▶ [Description of the task] Search the data for the word "Desktop" and copy out every line that has it.

(Data records for software interfaces)
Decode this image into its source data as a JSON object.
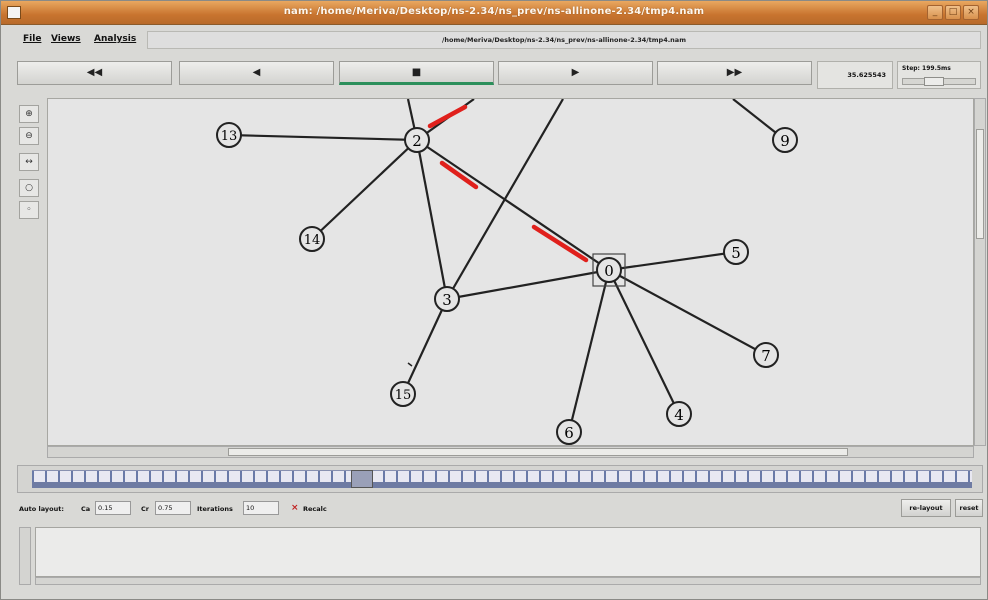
{
  "window": {
    "title": "nam: /home/Meriva/Desktop/ns-2.34/ns_prev/ns-allinone-2.34/tmp4.nam",
    "minimize": "_",
    "maximize": "□",
    "close": "×"
  },
  "menu": {
    "file": "File",
    "views": "Views",
    "analysis": "Analysis"
  },
  "filepath": "/home/Meriva/Desktop/ns-2.34/ns_prev/ns-allinone-2.34/tmp4.nam",
  "controls": {
    "rewind": "◀◀",
    "back": "◀",
    "stop": "■",
    "play": "▶",
    "fastforward": "▶▶"
  },
  "time": "35.625543",
  "step": {
    "label": "Step: 199.5ms"
  },
  "tools": [
    "⊕",
    "⊖",
    "↔",
    "○",
    "◦"
  ],
  "nodes": [
    {
      "id": "0"
    },
    {
      "id": "2"
    },
    {
      "id": "3"
    },
    {
      "id": "4"
    },
    {
      "id": "5"
    },
    {
      "id": "6"
    },
    {
      "id": "7"
    },
    {
      "id": "9"
    },
    {
      "id": "13"
    },
    {
      "id": "14"
    },
    {
      "id": "15"
    }
  ],
  "autolayout": {
    "label": "Auto layout:",
    "ca_label": "Ca",
    "ca_value": "0.15",
    "cr_label": "Cr",
    "cr_value": "0.75",
    "iter_label": "Iterations",
    "iter_value": "10",
    "recalc_label": "Recalc",
    "relayout": "re-layout",
    "reset": "reset"
  },
  "colors": {
    "accent": "#2c8f5b",
    "packet": "#e0201c",
    "titlebar": "#c8742f"
  }
}
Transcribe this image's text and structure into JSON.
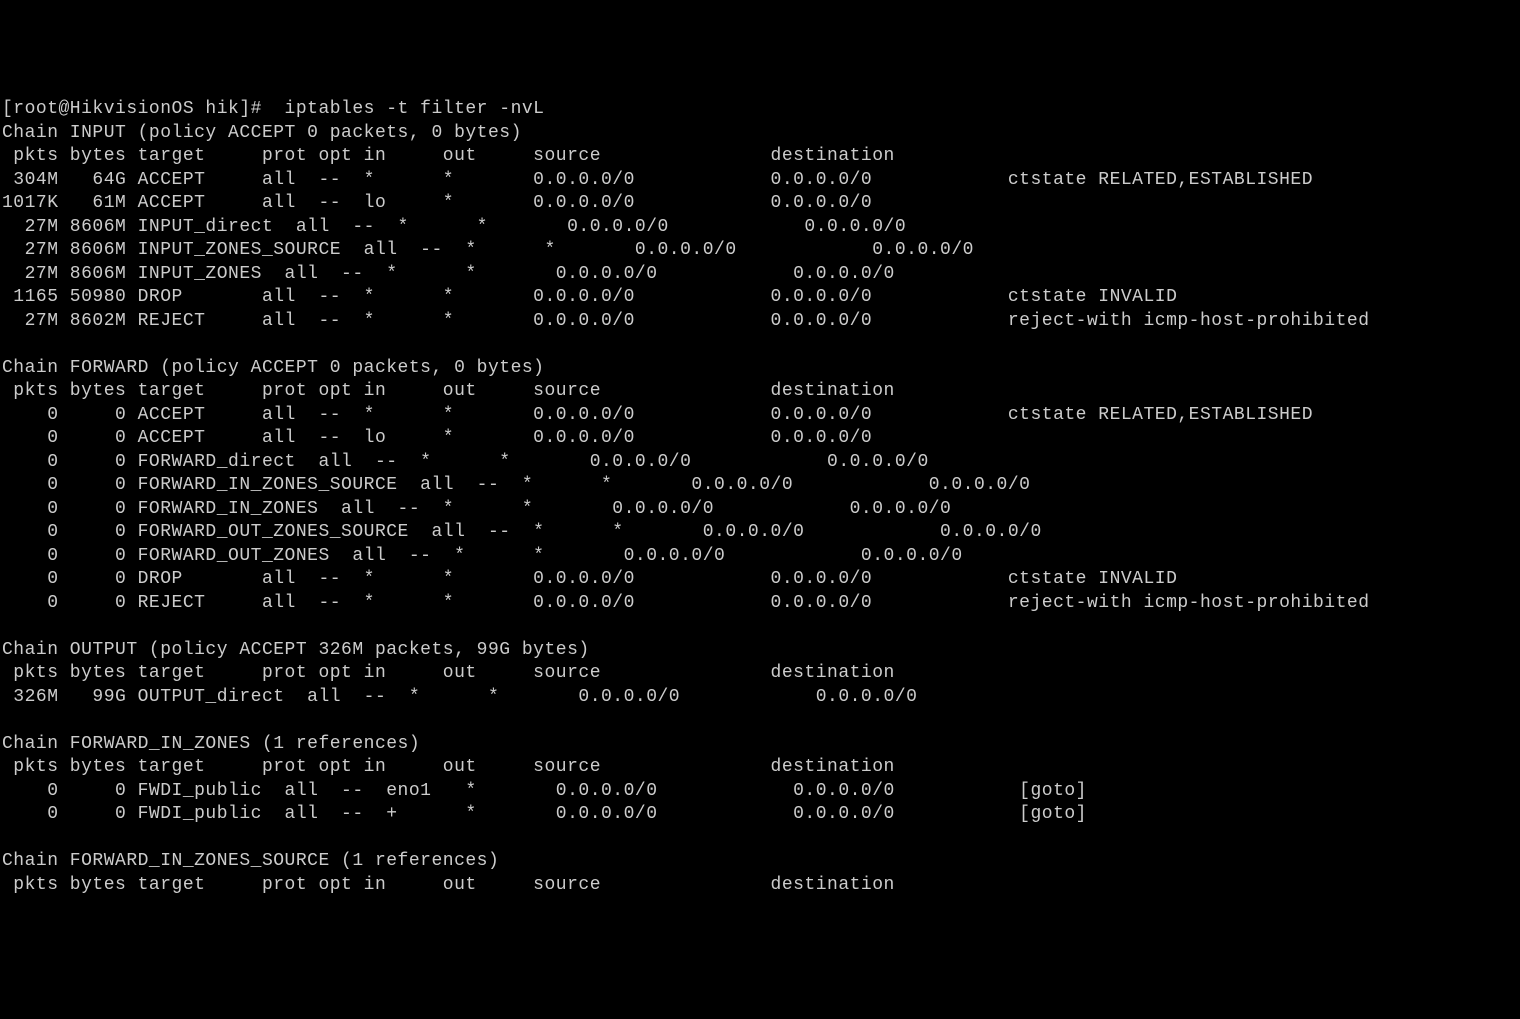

▶ [Worked solution]
    "title": "nam: /home/Meriva/Desktop/ns-2.34/ns_prev/ns-allinone-2.34/tmp4.nam",
  "filepath": "/home/Meriva/Desktop/ns-2.34/ns_prev/ns-allinone-2.34/tmp4.nam",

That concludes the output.